The NZ Herald recently featured an article detailing the increase in foreign sex workers in New Zealand. New Zealand is noted as having some of the most progressive prostitution law regulations in the world. However, this progressivism does not extend to foreign workers, who are banned from taking up work in the sex industry. Given both anecdotal and statistical evidence appearing in the mainstream media, it appears that there are certainly significant numbers of foreign sex workers in New Zealand, working in breach of immigration law.
Take a look at section 19 of the Prostitution Reform Act 2003 and in particular the first two subsections;
19 Application of Immigration Act 2009
(1) No visa may be granted under the Immigration Act 2009 to a person on the basis that the person—
(a) has provided, or intends to provide, commercial sexual services; or
(b) has acted, or intends to act, as an operator of a business of prostitution; or
(c) has invested, or intends to invest, in a business of prostitution.
(2) It is a condition of every temporary entry class visa granted under the Immigration Act 2009 that the holder of the visa may not, while in New Zealand,—
(a) provide commercial sexual services; or
(b) act as an operator of a New Zealand business of prostitution; or
(c) invest in a New Zealand business of prostitution
The effect of these two subsections is to ban temporary entrants to New Zealand from owning, operating or working in the sex industry. They cannot engage in sex work while in New Zealand, nor can they apply for a visa on the basis of this work.
There is quite clear legislative intent being implemented here. The provisions around immigration status and sex work were introduced via a Supplementary Order Paper (SOP), during the progress of the Prostitution Reform Bill. The then Minister of Immigration, Lianne Dalziel, spoke about the intent behind this particular section, saying that the SOP:
“Relates to amendments in respect of the Immigration Act to ensure that our obligation under the United Nations Convention Against Transnational Organised Crime and its protocols on the smuggling of migrants and trafficking of persons can be fully engaged in respect of prostitution and commercial sexual services. That is to ensure that in decriminalising the laws on prostitution, we do not unwittingly allow people to be brought into the country for the purposes of prostitution. [Emphasis added]”
This deals with a concern about human trafficking, where it could be possible for people to be brought to New Zealand for the purpose of forced prostitution, with this being legitimised by the grant of visas that allowed them to carry out this work. However, in practice, does this in fact put foreign sex workers in an even worse position than if it were legal for them to take on this work?
The argument pursued by some is that, by putting foreign sex workers in the position of working illegally, it makes it less likely that they will be able and willing to inform the authorities of forced prostitution or bad practices within the industry. We know that there are barriers to migrants seeking the assistance of Government authorities, when it comes to revealing exploitation of migrant workers. People being exploited may fear that their own visa status may be jeopardised by revealing the exploitative tendencies of an employer, as the migrant themselves may be working in breach of their visa conditions. Foreign sex workers are in the unenviable position of being both in an industry where there is a greater risk of exploitation taking place, as well as not having lawful status as a result of their work.

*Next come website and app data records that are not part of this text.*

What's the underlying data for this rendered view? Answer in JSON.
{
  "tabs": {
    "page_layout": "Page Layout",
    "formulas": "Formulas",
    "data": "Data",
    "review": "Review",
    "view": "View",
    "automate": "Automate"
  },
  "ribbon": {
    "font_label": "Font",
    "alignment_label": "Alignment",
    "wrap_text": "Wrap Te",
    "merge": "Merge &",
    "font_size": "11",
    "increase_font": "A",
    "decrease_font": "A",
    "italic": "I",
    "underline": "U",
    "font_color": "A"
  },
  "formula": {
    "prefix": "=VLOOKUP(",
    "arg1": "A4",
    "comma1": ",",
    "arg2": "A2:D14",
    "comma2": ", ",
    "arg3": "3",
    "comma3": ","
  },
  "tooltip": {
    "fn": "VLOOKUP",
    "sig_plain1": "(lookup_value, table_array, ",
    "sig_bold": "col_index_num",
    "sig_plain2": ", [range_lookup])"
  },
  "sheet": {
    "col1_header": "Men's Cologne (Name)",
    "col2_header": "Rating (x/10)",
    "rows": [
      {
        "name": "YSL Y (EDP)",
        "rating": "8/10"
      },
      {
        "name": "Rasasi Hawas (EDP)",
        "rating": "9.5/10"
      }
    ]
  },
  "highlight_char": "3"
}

This author has heard of a case where a foreign sex worker, allegedly forced into the sex industry against their will, went to seek assistance from Immigration New Zealand, but instead had her visa cancelled. While the situation was eventually resolved and remains something of an outlier, it nevertheless illustrates the concerns that foreign sex workers may have about seeking assistance.
While some of the issues here are specific to foreign sex workers, there are lessons to be learned for all foreign workers in New Zealand. It pays to get good advice from the outset, to ensure that you are meeting your legal obligations under the Immigration Act (and all relevant New Zealand law, for that matter). What it also shows is that if you or someone you know finds themselves in a situation where you are being harassed, exploited, or otherwise made to do things you don’t want to do, that help is always available.
A lawyer’s paramount obligation is to ensure that anything a client discloses to them is held confidential – this means they cannot reveal anything you say to them to a third party. This way you can be assured peace of mind that anything you say to a lawyer will not be revealed to anyone else. Immigration advisers and lawyers are well equipped to help those in need of assistance, so you should seriously consider seeking advice if possible.